“I have had the privilege of working with Alyssa Michalke over the course of the 2014-2015 year. She has demonstrated exceptional leadership ability along with a dedicated and selfless work ethic. I am proud to transition my role as Corps Commander to such a worthy and brilliant cadet. I am confident she and her peers will lead the Corps into even greater achievements,” Trigg stated.
Michalke will formally assume command of the Corps on May 9 when it holds its traditional “Final Review,” a time-honored ceremony in which seniors lead their units in a military review—a version of a parade--for the last time, and then they are the honored as reviewing officers at an immediately following second review, with the new officers—seniors—in command of the units for the first time.
Michalke was selected following interviews with a board consisting of the senior key leadership of the Cadets Corps, and members of the Commandant’s staff and ROTCs, including the Commandant of the Corps, Brig. Gen. Joe Ramirez, Jr. (U.S. Army-Ret), with the final approval made by Interim University President Mark Hussey.
“Alyssa Michalke is an exceptional young woman who has clearly demonstrated her leadership abilities throughout her three years in the Corps, most notably as the Corps Sergeant Major this year, the highest ranking junior position in the Corps. She was the perfect choice for Corps Commander for next year,” said Gen. Ramirez, a member of Texas A&M’s Class of 1979 and himself a former cadet.
“It is certainly a notable distinction for Alyssa to be the first female ever selected as Corps Commander in the 139-year history of the Corps of Cadets, but Alyssa was selected because she was the best cadet for the position, not because she is female,” the Commandant stated.
“The Corps of Cadets has had many females in key leadership positions throughout the years, but Alyssa is the first to be selected as Corps Commander – the highest ranking position in the Corps - and she earned it. We are all very proud of her and look forward to watching her continue to grow and develop as a leader as the Commander of the Texas A&M Corps of Cadets next year.”

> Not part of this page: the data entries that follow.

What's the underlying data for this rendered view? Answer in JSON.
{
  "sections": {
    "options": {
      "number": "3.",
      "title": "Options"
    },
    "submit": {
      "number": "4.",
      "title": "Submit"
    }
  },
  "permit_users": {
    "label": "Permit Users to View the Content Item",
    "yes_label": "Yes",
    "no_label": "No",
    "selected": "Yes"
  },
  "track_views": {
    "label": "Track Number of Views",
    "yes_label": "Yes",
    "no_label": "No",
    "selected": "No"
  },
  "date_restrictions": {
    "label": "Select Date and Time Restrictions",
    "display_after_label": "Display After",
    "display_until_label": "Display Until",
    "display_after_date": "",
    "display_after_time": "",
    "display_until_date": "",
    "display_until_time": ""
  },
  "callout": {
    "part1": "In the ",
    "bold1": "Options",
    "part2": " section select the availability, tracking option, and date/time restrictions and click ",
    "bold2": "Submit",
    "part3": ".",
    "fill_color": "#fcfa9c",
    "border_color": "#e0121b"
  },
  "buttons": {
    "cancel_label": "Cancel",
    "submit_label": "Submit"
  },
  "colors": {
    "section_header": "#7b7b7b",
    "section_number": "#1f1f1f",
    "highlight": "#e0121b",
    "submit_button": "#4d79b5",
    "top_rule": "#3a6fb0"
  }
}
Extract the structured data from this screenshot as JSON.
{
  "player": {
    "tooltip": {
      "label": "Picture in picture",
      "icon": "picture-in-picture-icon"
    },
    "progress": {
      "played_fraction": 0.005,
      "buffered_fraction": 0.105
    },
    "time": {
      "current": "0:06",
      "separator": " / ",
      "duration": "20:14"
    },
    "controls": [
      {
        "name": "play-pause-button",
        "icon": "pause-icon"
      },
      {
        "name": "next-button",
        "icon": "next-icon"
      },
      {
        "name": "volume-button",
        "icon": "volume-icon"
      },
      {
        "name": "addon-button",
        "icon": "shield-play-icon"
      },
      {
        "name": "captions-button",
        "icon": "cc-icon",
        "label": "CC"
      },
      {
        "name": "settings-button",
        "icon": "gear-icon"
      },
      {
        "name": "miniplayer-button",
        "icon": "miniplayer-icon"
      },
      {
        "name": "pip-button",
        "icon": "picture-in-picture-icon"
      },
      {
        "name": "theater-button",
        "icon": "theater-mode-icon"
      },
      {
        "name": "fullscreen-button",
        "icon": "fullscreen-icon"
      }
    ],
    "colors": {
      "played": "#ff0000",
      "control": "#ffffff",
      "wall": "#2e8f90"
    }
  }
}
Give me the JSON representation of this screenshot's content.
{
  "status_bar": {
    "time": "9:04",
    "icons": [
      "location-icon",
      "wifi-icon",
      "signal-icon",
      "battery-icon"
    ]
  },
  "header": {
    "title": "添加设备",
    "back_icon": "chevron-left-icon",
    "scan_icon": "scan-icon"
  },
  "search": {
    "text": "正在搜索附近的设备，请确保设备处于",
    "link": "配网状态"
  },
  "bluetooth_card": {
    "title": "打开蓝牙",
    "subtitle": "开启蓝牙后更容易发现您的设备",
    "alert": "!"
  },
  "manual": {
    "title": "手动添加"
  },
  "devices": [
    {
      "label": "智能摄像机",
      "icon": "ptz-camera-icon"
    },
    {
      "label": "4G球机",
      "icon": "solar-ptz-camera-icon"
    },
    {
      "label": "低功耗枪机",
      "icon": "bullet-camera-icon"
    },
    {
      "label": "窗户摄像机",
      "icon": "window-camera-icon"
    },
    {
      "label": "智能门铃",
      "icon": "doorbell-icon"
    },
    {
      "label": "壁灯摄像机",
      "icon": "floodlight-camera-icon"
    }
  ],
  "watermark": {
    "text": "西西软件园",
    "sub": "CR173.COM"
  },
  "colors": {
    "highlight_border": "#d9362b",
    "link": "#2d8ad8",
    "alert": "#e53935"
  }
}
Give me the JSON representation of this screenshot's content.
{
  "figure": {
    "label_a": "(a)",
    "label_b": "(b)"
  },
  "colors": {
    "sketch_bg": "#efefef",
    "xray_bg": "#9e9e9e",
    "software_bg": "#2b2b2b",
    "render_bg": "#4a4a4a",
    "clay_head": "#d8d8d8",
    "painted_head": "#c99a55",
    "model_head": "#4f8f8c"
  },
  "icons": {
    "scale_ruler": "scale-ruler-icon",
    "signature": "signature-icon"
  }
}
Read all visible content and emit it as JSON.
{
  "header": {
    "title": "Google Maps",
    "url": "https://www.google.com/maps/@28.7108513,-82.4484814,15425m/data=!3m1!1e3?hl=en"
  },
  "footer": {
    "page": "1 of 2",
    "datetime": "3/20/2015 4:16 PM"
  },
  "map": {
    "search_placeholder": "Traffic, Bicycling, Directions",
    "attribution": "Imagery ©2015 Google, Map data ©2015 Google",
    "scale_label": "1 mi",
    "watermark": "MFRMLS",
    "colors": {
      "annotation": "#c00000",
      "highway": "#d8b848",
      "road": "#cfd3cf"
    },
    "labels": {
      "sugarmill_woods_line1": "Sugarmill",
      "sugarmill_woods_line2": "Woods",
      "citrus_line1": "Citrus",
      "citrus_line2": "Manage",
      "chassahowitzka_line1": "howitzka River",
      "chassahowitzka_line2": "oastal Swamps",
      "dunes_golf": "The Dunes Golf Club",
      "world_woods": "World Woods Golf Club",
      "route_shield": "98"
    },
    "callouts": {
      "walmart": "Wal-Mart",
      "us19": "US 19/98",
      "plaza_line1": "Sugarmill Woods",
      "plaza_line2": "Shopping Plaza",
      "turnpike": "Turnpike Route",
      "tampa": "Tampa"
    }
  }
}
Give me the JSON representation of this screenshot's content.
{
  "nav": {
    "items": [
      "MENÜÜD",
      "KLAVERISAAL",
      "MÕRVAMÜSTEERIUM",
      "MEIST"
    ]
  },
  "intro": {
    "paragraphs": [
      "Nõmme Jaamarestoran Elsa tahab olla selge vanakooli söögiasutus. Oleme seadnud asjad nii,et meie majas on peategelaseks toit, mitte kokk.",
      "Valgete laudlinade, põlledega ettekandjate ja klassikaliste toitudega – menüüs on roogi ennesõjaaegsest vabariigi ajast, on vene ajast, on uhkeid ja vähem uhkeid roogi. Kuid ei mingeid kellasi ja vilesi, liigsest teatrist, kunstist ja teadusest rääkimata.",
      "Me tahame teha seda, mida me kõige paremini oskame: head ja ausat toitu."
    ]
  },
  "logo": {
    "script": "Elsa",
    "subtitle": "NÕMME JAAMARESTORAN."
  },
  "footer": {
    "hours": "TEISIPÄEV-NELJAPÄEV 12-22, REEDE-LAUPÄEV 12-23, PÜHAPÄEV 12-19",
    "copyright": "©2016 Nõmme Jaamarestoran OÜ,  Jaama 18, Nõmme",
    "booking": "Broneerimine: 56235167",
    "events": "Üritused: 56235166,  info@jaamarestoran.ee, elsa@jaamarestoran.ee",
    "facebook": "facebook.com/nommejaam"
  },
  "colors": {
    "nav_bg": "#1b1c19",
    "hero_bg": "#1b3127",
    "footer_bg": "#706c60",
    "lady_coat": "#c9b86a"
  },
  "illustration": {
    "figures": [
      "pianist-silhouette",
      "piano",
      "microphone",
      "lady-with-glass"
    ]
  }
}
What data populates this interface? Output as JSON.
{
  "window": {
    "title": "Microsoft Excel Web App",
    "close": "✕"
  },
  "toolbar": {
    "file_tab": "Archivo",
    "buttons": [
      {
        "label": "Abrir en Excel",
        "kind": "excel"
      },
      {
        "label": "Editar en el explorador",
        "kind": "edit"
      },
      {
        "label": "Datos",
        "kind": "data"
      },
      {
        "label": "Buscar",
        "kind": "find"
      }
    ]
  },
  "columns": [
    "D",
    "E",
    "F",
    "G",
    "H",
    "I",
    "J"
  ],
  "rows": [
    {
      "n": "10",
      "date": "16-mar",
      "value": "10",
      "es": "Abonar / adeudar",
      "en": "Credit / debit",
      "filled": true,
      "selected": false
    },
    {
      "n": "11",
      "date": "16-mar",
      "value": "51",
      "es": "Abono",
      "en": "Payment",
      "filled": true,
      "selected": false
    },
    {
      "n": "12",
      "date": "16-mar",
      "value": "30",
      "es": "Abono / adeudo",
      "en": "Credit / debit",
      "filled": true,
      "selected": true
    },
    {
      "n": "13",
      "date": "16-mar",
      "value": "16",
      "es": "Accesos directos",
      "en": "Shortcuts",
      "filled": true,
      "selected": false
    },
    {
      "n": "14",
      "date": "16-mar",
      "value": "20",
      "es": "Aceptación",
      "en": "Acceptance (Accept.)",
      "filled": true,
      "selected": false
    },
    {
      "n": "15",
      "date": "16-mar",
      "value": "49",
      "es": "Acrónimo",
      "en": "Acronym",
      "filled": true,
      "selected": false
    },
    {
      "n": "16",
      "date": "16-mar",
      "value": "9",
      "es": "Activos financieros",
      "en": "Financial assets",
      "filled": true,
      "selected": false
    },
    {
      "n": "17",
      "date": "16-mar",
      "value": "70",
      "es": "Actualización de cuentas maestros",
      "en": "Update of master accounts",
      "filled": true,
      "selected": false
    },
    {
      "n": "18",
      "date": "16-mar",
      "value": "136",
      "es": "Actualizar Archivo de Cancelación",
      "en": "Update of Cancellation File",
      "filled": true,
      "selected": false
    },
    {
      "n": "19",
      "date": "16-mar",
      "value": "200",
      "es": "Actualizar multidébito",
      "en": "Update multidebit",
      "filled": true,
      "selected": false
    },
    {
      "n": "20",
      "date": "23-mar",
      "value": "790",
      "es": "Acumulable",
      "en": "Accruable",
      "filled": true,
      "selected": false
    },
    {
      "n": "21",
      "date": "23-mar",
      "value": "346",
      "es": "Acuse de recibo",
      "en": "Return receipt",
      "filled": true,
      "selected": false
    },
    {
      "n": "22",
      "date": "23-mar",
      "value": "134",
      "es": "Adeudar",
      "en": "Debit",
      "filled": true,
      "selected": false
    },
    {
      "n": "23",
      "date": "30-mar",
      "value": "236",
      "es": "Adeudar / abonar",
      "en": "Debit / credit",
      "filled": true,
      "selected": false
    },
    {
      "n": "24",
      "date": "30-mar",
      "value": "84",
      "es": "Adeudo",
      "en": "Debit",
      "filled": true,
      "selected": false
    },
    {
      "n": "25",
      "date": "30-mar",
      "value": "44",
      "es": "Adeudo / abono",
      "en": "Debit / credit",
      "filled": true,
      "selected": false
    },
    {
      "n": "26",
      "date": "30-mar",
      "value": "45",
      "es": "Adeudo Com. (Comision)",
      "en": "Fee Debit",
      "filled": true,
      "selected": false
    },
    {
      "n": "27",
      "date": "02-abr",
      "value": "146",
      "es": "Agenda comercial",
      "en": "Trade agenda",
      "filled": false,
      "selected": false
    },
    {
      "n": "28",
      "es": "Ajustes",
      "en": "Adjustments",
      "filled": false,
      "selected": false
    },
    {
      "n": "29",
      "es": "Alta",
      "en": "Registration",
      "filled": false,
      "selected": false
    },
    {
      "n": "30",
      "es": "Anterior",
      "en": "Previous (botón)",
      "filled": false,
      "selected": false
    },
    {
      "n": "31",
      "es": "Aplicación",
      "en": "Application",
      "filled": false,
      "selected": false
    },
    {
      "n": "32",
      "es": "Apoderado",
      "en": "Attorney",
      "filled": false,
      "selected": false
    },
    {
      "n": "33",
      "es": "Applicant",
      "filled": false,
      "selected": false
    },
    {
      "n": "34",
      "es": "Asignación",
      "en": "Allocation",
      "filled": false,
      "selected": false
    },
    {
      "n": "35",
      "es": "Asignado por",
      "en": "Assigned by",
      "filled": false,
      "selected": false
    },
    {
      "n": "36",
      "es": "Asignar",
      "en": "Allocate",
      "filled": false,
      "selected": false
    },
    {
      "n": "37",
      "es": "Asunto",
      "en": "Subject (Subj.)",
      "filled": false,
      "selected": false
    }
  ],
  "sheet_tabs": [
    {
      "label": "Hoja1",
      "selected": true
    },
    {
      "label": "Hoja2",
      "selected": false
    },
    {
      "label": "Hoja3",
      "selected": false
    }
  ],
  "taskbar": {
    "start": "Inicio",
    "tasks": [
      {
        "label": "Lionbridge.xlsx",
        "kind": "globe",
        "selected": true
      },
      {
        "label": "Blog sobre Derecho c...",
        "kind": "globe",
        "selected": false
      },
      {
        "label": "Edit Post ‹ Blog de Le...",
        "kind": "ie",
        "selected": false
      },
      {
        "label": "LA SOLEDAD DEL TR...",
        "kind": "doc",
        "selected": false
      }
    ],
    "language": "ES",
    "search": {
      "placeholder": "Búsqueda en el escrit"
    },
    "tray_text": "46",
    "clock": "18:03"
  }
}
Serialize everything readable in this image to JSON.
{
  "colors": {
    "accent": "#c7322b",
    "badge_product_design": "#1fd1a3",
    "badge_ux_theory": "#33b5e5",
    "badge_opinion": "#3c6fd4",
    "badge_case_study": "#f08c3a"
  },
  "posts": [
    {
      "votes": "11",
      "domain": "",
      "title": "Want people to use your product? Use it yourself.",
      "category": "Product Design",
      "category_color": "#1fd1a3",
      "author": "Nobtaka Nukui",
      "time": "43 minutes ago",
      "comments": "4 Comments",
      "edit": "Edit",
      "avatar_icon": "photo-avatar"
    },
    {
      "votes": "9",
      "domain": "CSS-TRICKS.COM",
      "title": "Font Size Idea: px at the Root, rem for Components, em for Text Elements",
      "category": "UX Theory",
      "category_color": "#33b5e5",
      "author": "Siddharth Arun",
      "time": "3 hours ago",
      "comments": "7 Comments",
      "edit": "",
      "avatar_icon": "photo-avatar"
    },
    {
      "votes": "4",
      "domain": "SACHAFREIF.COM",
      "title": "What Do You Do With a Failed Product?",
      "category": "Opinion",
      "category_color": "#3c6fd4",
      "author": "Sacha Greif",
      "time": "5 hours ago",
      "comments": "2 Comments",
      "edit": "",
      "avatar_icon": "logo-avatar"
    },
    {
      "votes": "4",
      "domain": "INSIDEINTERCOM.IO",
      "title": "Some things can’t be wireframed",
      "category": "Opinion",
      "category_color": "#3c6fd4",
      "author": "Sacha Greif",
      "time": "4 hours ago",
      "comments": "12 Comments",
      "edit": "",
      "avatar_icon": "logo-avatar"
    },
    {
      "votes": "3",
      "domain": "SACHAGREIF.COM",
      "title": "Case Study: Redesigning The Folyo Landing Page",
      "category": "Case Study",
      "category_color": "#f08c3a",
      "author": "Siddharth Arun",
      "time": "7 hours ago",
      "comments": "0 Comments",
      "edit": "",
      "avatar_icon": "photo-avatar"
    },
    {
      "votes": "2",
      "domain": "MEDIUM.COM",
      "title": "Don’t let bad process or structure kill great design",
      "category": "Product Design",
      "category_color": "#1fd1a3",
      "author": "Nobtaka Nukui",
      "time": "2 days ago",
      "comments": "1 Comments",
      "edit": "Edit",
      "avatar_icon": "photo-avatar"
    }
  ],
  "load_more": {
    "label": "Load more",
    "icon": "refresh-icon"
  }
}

Hussey and Texas A&M System Chancellor John Sharp joined in congratulating Michalke and praised the leadership of the Corps—both the cadets and the Commandant’s staff—for continuing to make the Corps a premier leadership organization that offers opportunities to all Aggies—men and women and those from all racial and ethnic backgrounds—who desire to make that extra commitment to hone their leadership and related skills for later life, be it in the armed forces or in a civilian environment.
“I join in congratulating Cadet Michalke on her selection as Corps Commander,” Hussey said. “I’m certain our next President will look to her for advice and counsel in the same manner I relied on Commander Trigg. I am confident that she will serve admirably as Cadet Colonel of the Corps during the coming school year.”
“The Corps was great back when I was in, and it’s even better now. I say that for a variety of reasons, including, but certainly not limited to the fact that it now includes women as well as being diverse and inclusive in all respects,” noted Sharp, a 1972 Texas A&M graduate and a member of the Corps staff. “I heartily congratulate Cadet Michalke on her selection as Corps Commander and all of her other accomplishments, and I indeed wish her well.”
In addition to currently holding the highest position in the Corps other than those reserved for seniors, Michalke has excelled at every level during her first three years at Texas A&M—in Corps activities, her university studies and in community service. She is a member of the Corps’ O. R. Simpson Honor Society and the Ross Volunteers, the elite honor guard unit, and she played on the Corps’ basketball and softball teams. Academically, she has been named a Distinguished Student. Also, she is also a member of Omega Epsilon – the National Honor Society for Chemical Engineering, the Texas A&M Marine Technology Society (MTS), and the Society of Naval Architects and Marine Engineers (SNAME).
Outside her Corps and academic endeavors, she has been an active member of Texas A&M Sports for Kids, an organization that strives to create opportunities for children to become involved in youth sports.